Wilson R. Redus
- Bats Right, Throws Right
- Height 5' 5", Weight 160 lb.
- Debut 1924
- Final Game 1940
- Born January 29, 1905 in Tullahassee, OK USA
- Died March 23, 1979 in Fort Worth, TX USA
Oklahoman outfielder Wilson "Frog" Redus played for 17 years in the Negro Leagues. He was often among his league's leaders in key offensive departments.
Redus broke in as a teenager during 1924 with the Indianapolis ABCs (.074) and Cleveland Browns. In 1925, Frog became a starting outfielder for the St. Louis Stars, joining Cool Papa Bell and Branch Russell; the trio would stay together for 7 years. He hit .381, 4th in the Negro National League behind Mule Suttles, Edgar Wesley and Dewey Creacy. He hit only .217 in a postseason series against the Kansas City Monarchs.
Redus batted .323 in 1926; his 8 triples were 4th in the NNL behind Suttles, Turkey Stearnes and Dink Mothell. In 1927, Redus batted .351. He was among the NNL leaders in every extra-base category, with 15 homers (third behind Willie Wells and Stearnes), 18 doubles (tying Bell and Steel Arm Davis for 4th) and 7 triples (tying for third behind Stearnes and Creacy).
Frog hit .345 in 1928. He hit 21 home runs, second to Stearnes. His 6 triples tied outfield mates Bell and Russell for 5th behind Suttles, Red Parnell, Stearnes and George Giles. He hit a measly .154 in a postseason series St. Louis won against the Chicago American Giants. In 1929, the lightweight outfielder hit .318, once again beating out Bell. He hit 24 doubles to tie Newt Allen for third in the league behind Suttles and Bell.
The Muskogee native hit .300 for the Stars in 1930; it was the first time in six years that he had not been among the league leaders in a key category. He went 4 for 12 with a double in a postseason series St. Louis took from the Detroit Stars. In 1931, Redus was no longer a regular as Russell, Bell and Suttles manned the outfield.
In 1932, Redus hit .233 for the Cleveland Stars. He batted .325 in 1933 for the Columbus Blue Birds and Cleveland Giants. His 10 home runs were 5th in the NNL behind Josh Gibson, Oscar Charleston, Jabbo Andrews and Stearnes, 3 of whom would go on to the Hall of Fame.
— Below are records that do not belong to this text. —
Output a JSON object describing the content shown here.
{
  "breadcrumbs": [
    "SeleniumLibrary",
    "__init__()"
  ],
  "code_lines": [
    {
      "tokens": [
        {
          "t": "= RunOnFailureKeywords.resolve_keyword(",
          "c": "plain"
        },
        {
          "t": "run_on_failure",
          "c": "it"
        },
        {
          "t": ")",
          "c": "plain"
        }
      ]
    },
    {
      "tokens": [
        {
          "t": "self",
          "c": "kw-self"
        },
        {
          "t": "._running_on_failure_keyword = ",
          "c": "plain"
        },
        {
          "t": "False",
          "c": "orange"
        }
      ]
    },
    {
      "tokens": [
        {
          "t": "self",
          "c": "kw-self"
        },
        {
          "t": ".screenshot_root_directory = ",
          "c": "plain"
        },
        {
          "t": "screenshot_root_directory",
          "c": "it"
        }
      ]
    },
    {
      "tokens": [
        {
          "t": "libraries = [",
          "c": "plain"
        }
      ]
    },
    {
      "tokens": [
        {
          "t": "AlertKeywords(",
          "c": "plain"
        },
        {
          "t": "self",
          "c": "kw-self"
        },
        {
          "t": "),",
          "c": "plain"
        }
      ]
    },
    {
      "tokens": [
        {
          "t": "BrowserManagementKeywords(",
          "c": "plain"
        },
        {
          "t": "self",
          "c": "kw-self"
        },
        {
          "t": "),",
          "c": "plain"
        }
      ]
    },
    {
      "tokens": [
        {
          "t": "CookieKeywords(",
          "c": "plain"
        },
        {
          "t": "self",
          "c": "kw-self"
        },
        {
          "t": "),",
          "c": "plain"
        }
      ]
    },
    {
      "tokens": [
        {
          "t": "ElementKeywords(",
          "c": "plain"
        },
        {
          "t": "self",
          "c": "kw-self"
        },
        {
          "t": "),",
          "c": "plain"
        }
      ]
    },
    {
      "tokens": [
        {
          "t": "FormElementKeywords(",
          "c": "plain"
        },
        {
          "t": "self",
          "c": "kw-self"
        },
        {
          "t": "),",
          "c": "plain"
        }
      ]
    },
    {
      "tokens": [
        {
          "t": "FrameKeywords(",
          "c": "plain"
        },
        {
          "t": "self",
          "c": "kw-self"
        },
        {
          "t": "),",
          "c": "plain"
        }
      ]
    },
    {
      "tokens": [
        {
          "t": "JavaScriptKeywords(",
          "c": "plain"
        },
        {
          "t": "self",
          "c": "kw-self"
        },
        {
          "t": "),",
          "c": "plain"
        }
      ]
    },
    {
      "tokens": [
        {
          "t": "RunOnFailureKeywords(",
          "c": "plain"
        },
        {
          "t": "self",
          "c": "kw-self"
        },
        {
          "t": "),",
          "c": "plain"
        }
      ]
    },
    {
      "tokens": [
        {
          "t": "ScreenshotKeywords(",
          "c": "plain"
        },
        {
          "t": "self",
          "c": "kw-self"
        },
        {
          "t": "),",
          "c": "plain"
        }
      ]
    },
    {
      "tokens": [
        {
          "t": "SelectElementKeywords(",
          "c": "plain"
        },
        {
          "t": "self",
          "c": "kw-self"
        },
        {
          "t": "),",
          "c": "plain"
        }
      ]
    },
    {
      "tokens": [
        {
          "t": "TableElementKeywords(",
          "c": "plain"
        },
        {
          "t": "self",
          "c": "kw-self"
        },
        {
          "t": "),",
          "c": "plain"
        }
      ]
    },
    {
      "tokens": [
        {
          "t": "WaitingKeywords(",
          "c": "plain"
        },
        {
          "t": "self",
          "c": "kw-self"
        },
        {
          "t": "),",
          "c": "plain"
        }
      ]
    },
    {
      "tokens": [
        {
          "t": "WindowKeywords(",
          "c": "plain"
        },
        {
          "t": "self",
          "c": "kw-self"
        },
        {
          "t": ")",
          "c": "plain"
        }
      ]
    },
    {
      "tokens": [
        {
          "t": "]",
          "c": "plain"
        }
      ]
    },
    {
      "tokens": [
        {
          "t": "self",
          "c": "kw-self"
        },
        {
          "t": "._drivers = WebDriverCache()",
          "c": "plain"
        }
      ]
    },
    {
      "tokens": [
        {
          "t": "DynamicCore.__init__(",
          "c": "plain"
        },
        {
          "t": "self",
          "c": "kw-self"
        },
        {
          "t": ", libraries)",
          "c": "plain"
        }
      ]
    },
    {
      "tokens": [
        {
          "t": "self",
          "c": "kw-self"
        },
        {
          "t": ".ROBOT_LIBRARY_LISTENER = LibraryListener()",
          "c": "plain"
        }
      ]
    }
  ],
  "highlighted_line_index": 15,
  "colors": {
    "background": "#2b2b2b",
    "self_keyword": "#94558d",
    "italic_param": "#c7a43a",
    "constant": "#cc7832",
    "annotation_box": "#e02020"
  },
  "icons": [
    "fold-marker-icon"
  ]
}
Redus continued his wanderings in 1934, batting .264 for the Cleveland Red Sox. He joined the Chicago American Giants as a backup late in the campaign. Frog hit only .171 for Chicago in 1935. In 1936, Redus batted .150 in the few games Chicago played against other top black teams (they were no longer in an organized league).
Redus was the starting right fielder for the West in the 1936 East-West Game. Hitting third, he went 0 for 2 before being replaced by Leroy Taylor. He rebounded to bat .252 in the 1937 season, second on Chicago behind Subby Byas on a team hindered by a pitcher-friendly park. Redus did not bat in the 1937 East-West Game, replacing Ducky Davenport in right field late in the game. He continued his playoff woes, going 2 for 23 against the Kansas City Monarchs and making a crucial two-base error in the finale. Redus then was 0 for 9 in a postseason series against the Homestead Grays.
Obviously past his prime as a hitter, Redus retired and later coached and managed in the Negro Leagues. He died in a car crash in 1979 while driving back from a friend's funeral.
- 2-time All-Star (1936 & 1937)
- NNL RBI Leader (1928)
Year-By-Year Managerial Record
|1940||Chicago American Giants||Negro American League||20-31||5th||Chicago American Giants|
- The Biographical Encyclopedia of the Negro Baseball Leagues by James Riley
- The Complete Book of Baseball's Negro Leagues by John Holway
- Black Baseball's National Showcase by Larry Lester